World capital markets have experienced large-scale sovereign defaults on a number of occasions, the most recent being Argentina's default in 2002. While Argentina, which has experienced five default or restructuring episodes in the last 180 years, may be an extreme case, sovereign defaults occur with some frequency in emerging markets. Other characteristics of emerging markets are that defaults occur in equilibrium, interest rates and net exports are countercyclical, and interest rates and current accounts are positively correlated.
This paper develops a quantitative model of debt and default in a small open economy to match the above facts, with the aim of explaining the dynamics that produce these characteristics.
The authors develop a model of a small open economy that receives a stochastic endowment stream and trades a single good and a single asset, a one-period bond, with the rest of the world. To emphasize the distinction between the roles of transitory and permanent shocks, they present two extreme cases of their model. Model I represents the case in which the only shock is a transitory shock around a linear trend; Model II represents the case in which the trend itself is stochastic. The model is solved numerically, using the discrete state-space method.
To improve on the results, the authors augment Model II with a phenomenon observed in many default episodes-bailouts.
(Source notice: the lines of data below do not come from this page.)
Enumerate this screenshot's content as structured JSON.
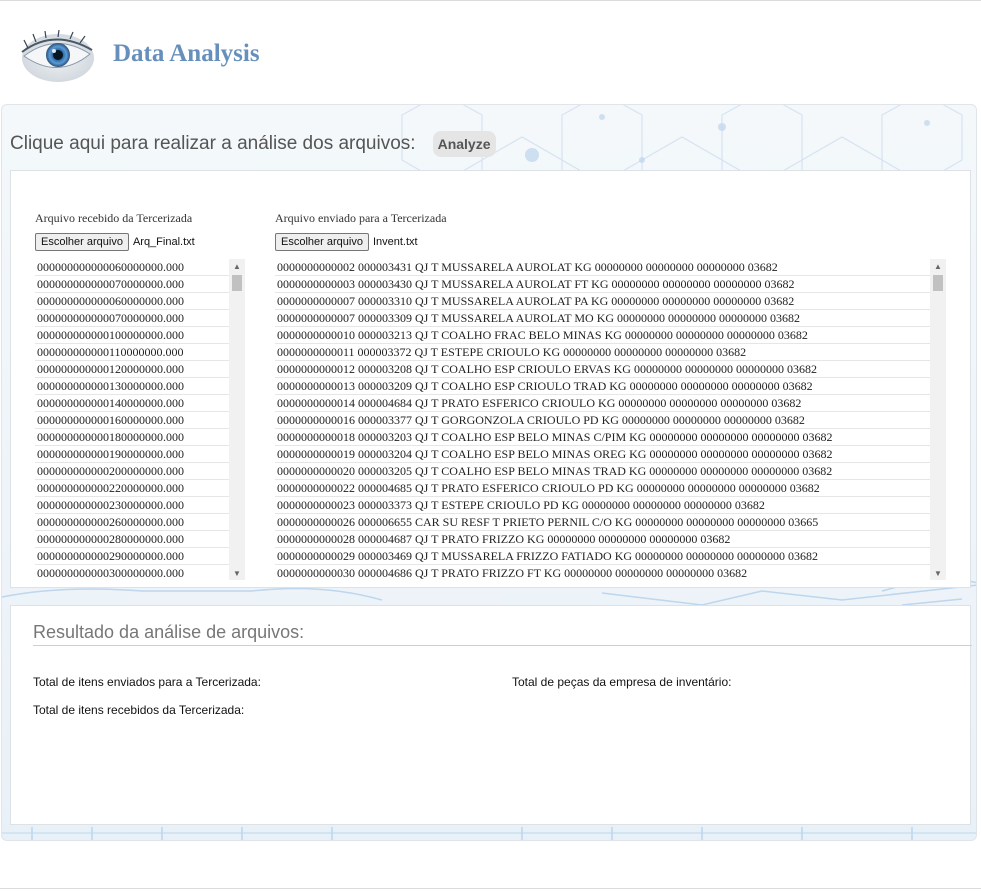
{
  "header": {
    "title": "Data Analysis",
    "logo_icon": "eye-icon"
  },
  "analyze_section": {
    "prompt": "Clique aqui para realizar a análise dos arquivos:",
    "analyze_label": "Analyze"
  },
  "received_file": {
    "label": "Arquivo recebido da Tercerizada",
    "choose_label": "Escolher arquivo",
    "file_name": "Arq_Final.txt",
    "lines": [
      "000000000000060000000.000",
      "000000000000070000000.000",
      "000000000000060000000.000",
      "000000000000070000000.000",
      "000000000000100000000.000",
      "000000000000110000000.000",
      "000000000000120000000.000",
      "000000000000130000000.000",
      "000000000000140000000.000",
      "000000000000160000000.000",
      "000000000000180000000.000",
      "000000000000190000000.000",
      "000000000000200000000.000",
      "000000000000220000000.000",
      "000000000000230000000.000",
      "000000000000260000000.000",
      "000000000000280000000.000",
      "000000000000290000000.000",
      "000000000000300000000.000"
    ]
  },
  "sent_file": {
    "label": "Arquivo enviado para a Tercerizada",
    "choose_label": "Escolher arquivo",
    "file_name": "Invent.txt",
    "lines": [
      "0000000000002 000003431 QJ T MUSSARELA AUROLAT KG 00000000 00000000 00000000 03682",
      "0000000000003 000003430 QJ T MUSSARELA AUROLAT FT KG 00000000 00000000 00000000 03682",
      "0000000000007 000003310 QJ T MUSSARELA AUROLAT PA KG 00000000 00000000 00000000 03682",
      "0000000000007 000003309 QJ T MUSSARELA AUROLAT MO KG 00000000 00000000 00000000 03682",
      "0000000000010 000003213 QJ T COALHO FRAC BELO MINAS KG 00000000 00000000 00000000 03682",
      "0000000000011 000003372 QJ T ESTEPE CRIOULO KG 00000000 00000000 00000000 03682",
      "0000000000012 000003208 QJ T COALHO ESP CRIOULO ERVAS KG 00000000 00000000 00000000 03682",
      "0000000000013 000003209 QJ T COALHO ESP CRIOULO TRAD KG 00000000 00000000 00000000 03682",
      "0000000000014 000004684 QJ T PRATO ESFERICO CRIOULO KG 00000000 00000000 00000000 03682",
      "0000000000016 000003377 QJ T GORGONZOLA CRIOULO PD KG 00000000 00000000 00000000 03682",
      "0000000000018 000003203 QJ T COALHO ESP BELO MINAS C/PIM KG 00000000 00000000 00000000 03682",
      "0000000000019 000003204 QJ T COALHO ESP BELO MINAS OREG KG 00000000 00000000 00000000 03682",
      "0000000000020 000003205 QJ T COALHO ESP BELO MINAS TRAD KG 00000000 00000000 00000000 03682",
      "0000000000022 000004685 QJ T PRATO ESFERICO CRIOULO PD KG 00000000 00000000 00000000 03682",
      "0000000000023 000003373 QJ T ESTEPE CRIOULO PD KG 00000000 00000000 00000000 03682",
      "0000000000026 000006655 CAR SU RESF T PRIETO PERNIL C/O KG 00000000 00000000 00000000 03665",
      "0000000000028 000004687 QJ T PRATO FRIZZO KG 00000000 00000000 00000000 03682",
      "0000000000029 000003469 QJ T MUSSARELA FRIZZO FATIADO KG 00000000 00000000 00000000 03682",
      "0000000000030 000004686 QJ T PRATO FRIZZO FT KG 00000000 00000000 00000000 03682"
    ]
  },
  "results": {
    "title": "Resultado da análise de arquivos:",
    "sent_total_label": "Total de itens enviados para a Tercerizada:",
    "received_total_label": "Total de itens recebidos da Tercerizada:",
    "pieces_total_label": "Total de peças da empresa de inventário:"
  }
}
They model bailouts as a transfer from an unmodeled third party to creditors in the case of default.
The reason a model with trend shocks performs better than one with transitory shocks is that in an environment with trend shocks, a given probability of default is associated with a smaller borrowing cost at the margin. This, in turn, rests on the fact that trend shocks have a greater impact on the propensity to default than do standard transitory shocks, making interest rates relatively less sensitive to the amount borrowed and relatively more sensitive to the realization of the shock.